*REQUIRED ACTION:* Would you copy the full listing that follows without changing a thing?

*EXCERPTED DATA:*
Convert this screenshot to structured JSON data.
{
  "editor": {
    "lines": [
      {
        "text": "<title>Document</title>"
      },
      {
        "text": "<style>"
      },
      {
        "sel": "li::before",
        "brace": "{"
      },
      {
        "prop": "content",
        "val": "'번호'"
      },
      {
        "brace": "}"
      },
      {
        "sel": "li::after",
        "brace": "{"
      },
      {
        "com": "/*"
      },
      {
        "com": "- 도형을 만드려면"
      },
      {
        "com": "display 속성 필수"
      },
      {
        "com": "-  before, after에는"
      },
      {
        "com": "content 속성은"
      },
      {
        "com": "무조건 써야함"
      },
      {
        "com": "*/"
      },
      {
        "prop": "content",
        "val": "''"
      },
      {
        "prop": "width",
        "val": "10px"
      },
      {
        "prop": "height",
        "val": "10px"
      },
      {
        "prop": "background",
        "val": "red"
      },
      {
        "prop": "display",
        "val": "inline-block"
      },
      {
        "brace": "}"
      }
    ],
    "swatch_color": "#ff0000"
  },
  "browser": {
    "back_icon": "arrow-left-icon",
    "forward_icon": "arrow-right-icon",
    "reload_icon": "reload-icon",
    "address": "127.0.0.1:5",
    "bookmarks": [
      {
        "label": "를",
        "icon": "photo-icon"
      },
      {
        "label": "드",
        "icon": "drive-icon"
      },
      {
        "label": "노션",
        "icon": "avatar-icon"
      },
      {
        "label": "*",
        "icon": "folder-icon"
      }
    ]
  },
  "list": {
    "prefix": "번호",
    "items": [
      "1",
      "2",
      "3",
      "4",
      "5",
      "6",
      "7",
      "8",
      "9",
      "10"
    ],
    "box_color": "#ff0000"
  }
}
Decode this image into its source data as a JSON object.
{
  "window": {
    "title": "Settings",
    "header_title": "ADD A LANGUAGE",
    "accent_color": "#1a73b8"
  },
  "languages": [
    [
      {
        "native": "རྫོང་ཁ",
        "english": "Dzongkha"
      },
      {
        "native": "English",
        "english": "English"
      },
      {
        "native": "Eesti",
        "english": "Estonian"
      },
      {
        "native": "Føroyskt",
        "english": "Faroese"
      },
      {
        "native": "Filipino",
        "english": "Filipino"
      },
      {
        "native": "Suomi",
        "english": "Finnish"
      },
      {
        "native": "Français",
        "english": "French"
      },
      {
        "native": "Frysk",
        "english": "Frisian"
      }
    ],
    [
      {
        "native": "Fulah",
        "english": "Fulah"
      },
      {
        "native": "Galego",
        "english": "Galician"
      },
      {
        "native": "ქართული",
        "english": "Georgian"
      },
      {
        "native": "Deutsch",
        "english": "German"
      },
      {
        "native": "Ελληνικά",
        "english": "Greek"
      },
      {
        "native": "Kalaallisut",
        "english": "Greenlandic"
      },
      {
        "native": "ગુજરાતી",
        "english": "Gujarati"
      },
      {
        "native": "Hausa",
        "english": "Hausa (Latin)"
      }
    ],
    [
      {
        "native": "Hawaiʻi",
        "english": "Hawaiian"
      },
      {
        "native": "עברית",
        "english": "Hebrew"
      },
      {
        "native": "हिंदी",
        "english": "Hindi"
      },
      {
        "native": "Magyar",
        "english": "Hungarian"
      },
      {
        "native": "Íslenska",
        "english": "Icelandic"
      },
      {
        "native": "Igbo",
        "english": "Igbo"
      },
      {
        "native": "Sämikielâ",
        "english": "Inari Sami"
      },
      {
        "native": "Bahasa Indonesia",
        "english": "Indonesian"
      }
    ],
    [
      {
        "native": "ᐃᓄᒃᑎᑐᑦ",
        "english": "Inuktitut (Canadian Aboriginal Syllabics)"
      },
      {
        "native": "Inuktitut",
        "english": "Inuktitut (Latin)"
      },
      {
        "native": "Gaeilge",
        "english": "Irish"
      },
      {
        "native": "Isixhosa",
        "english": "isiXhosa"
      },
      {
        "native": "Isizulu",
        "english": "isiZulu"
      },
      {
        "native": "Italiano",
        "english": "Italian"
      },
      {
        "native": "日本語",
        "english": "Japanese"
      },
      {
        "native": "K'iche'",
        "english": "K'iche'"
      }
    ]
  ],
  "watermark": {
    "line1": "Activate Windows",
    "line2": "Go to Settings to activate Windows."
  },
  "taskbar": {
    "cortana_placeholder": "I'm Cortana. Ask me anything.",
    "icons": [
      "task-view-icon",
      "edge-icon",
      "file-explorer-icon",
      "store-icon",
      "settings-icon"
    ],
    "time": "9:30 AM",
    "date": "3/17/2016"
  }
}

*SOLUTION FOR THIS PROBLEM:*
Convert this screenshot to structured JSON data.
{
  "editor": {
    "lines": [
      {
        "text": "<title>Document</title>"
      },
      {
        "text": "<style>"
      },
      {
        "sel": "li::before",
        "brace": "{"
      },
      {
        "prop": "content",
        "val": "'번호'"
      },
      {
        "brace": "}"
      },
      {
        "sel": "li::after",
        "brace": "{"
      },
      {
        "com": "/*"
      },
      {
        "com": "- 도형을 만드려면"
      },
      {
        "com": "display 속성 필수"
      },
      {
        "com": "-  before, after에는"
      },
      {
        "com": "content 속성은"
      },
      {
        "com": "무조건 써야함"
      },
      {
        "com": "*/"
      },
      {
        "prop": "content",
        "val": "''"
      },
      {
        "prop": "width",
        "val": "10px"
      },
      {
        "prop": "height",
        "val": "10px"
      },
      {
        "prop": "background",
        "val": "red"
      },
      {
        "prop": "display",
        "val": "inline-block"
      },
      {
        "brace": "}"
      }
    ],
    "swatch_color": "#ff0000"
  },
  "browser": {
    "back_icon": "arrow-left-icon",
    "forward_icon": "arrow-right-icon",
    "reload_icon": "reload-icon",
    "address": "127.0.0.1:5",
    "bookmarks": [
      {
        "label": "를",
        "icon": "photo-icon"
      },
      {
        "label": "드",
        "icon": "drive-icon"
      },
      {
        "label": "노션",
        "icon": "avatar-icon"
      },
      {
        "label": "*",
        "icon": "folder-icon"
      }
    ]
  },
  "list": {
    "prefix": "번호",
    "items": [
      "1",
      "2",
      "3",
      "4",
      "5",
      "6",
      "7",
      "8",
      "9",
      "10"
    ],
    "box_color": "#ff0000"
  }
}
Decode this image into its source data as a JSON object.
{
  "window": {
    "title": "Settings",
    "header_title": "ADD A LANGUAGE",
    "accent_color": "#1a73b8"
  },
  "languages": [
    [
      {
        "native": "རྫོང་ཁ",
        "english": "Dzongkha"
      },
      {
        "native": "English",
        "english": "English"
      },
      {
        "native": "Eesti",
        "english": "Estonian"
      },
      {
        "native": "Føroyskt",
        "english": "Faroese"
      },
      {
        "native": "Filipino",
        "english": "Filipino"
      },
      {
        "native": "Suomi",
        "english": "Finnish"
      },
      {
        "native": "Français",
        "english": "French"
      },
      {
        "native": "Frysk",
        "english": "Frisian"
      }
    ],
    [
      {
        "native": "Fulah",
        "english": "Fulah"
      },
      {
        "native": "Galego",
        "english": "Galician"
      },
      {
        "native": "ქართული",
        "english": "Georgian"
      },
      {
        "native": "Deutsch",
        "english": "German"
      },
      {
        "native": "Ελληνικά",
        "english": "Greek"
      },
      {
        "native": "Kalaallisut",
        "english": "Greenlandic"
      },
      {
        "native": "ગુજરાતી",
        "english": "Gujarati"
      },
      {
        "native": "Hausa",
        "english": "Hausa (Latin)"
      }
    ],
    [
      {
        "native": "Hawaiʻi",
        "english": "Hawaiian"
      },
      {
        "native": "עברית",
        "english": "Hebrew"
      },
      {
        "native": "हिंदी",
        "english": "Hindi"
      },
      {
        "native": "Magyar",
        "english": "Hungarian"
      },
      {
        "native": "Íslenska",
        "english": "Icelandic"
      },
      {
        "native": "Igbo",
        "english": "Igbo"
      },
      {
        "native": "Sämikielâ",
        "english": "Inari Sami"
      },
      {
        "native": "Bahasa Indonesia",
        "english": "Indonesian"
      }
    ],
    [
      {
        "native": "ᐃᓄᒃᑎᑐᑦ",
        "english": "Inuktitut (Canadian Aboriginal Syllabics)"
      },
      {
        "native": "Inuktitut",
        "english": "Inuktitut (Latin)"
      },
      {
        "native": "Gaeilge",
        "english": "Irish"
      },
      {
        "native": "Isixhosa",
        "english": "isiXhosa"
      },
      {
        "native": "Isizulu",
        "english": "isiZulu"
      },
      {
        "native": "Italiano",
        "english": "Italian"
      },
      {
        "native": "日本語",
        "english": "Japanese"
      },
      {
        "native": "K'iche'",
        "english": "K'iche'"
      }
    ]
  ],
  "watermark": {
    "line1": "Activate Windows",
    "line2": "Go to Settings to activate Windows."
  },
  "taskbar": {
    "cortana_placeholder": "I'm Cortana. Ask me anything.",
    "icons": [
      "task-view-icon",
      "edge-icon",
      "file-explorer-icon",
      "store-icon",
      "settings-icon"
    ],
    "time": "9:30 AM",
    "date": "3/17/2016"
  }
}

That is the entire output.